## THE TASK:
Would you copy each line of the records that includes the word "color"?
* * *
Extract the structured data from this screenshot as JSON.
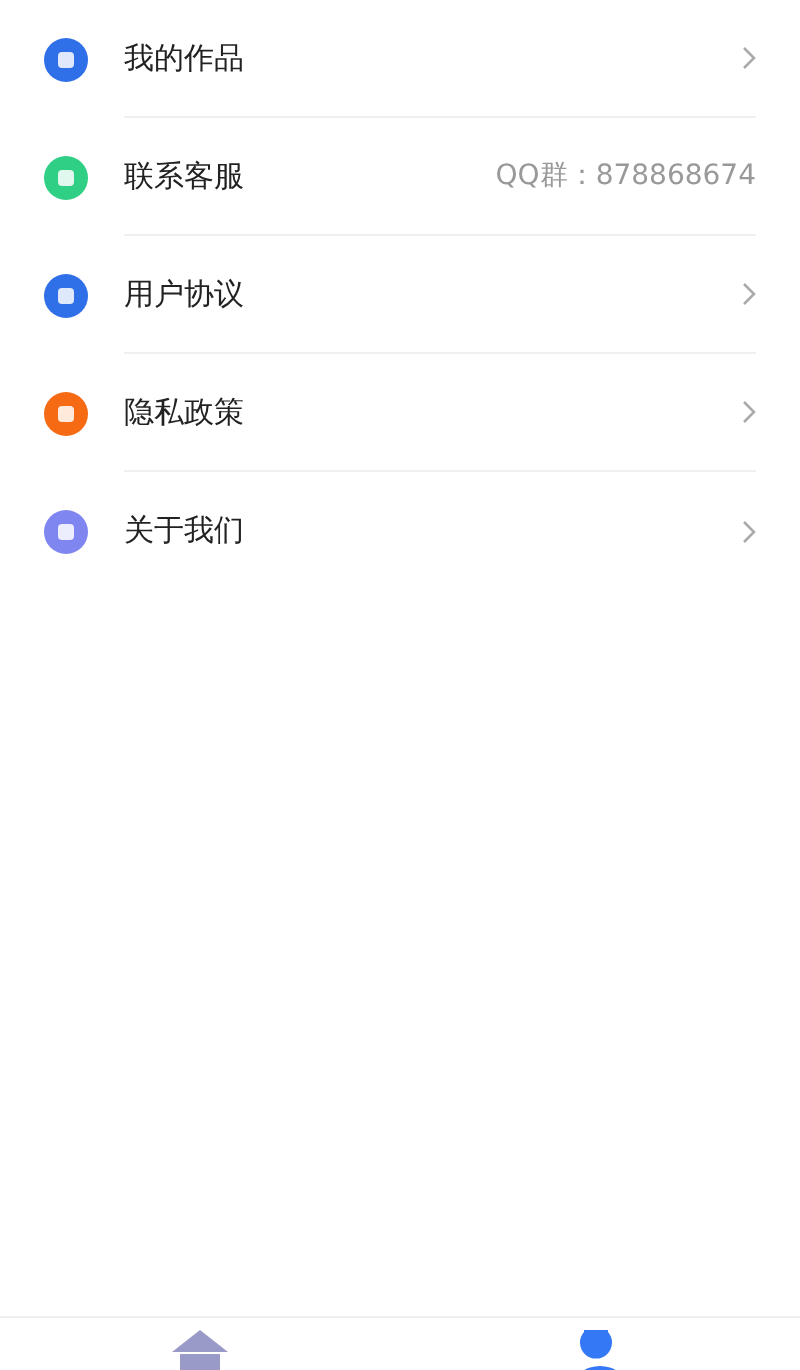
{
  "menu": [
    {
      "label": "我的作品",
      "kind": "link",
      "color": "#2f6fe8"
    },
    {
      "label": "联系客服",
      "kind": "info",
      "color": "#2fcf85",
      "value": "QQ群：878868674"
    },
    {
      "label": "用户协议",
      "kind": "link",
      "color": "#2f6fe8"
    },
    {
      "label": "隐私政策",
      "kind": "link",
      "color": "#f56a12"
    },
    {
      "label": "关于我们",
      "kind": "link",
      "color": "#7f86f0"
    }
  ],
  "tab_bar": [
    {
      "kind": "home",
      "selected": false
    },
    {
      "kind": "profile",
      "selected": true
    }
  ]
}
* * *
## SOLUTION BELOW:
      "color": "#2f6fe8"
      "color": "#2fcf85",
      "color": "#2f6fe8"
      "color": "#f56a12"
      "color": "#7f86f0"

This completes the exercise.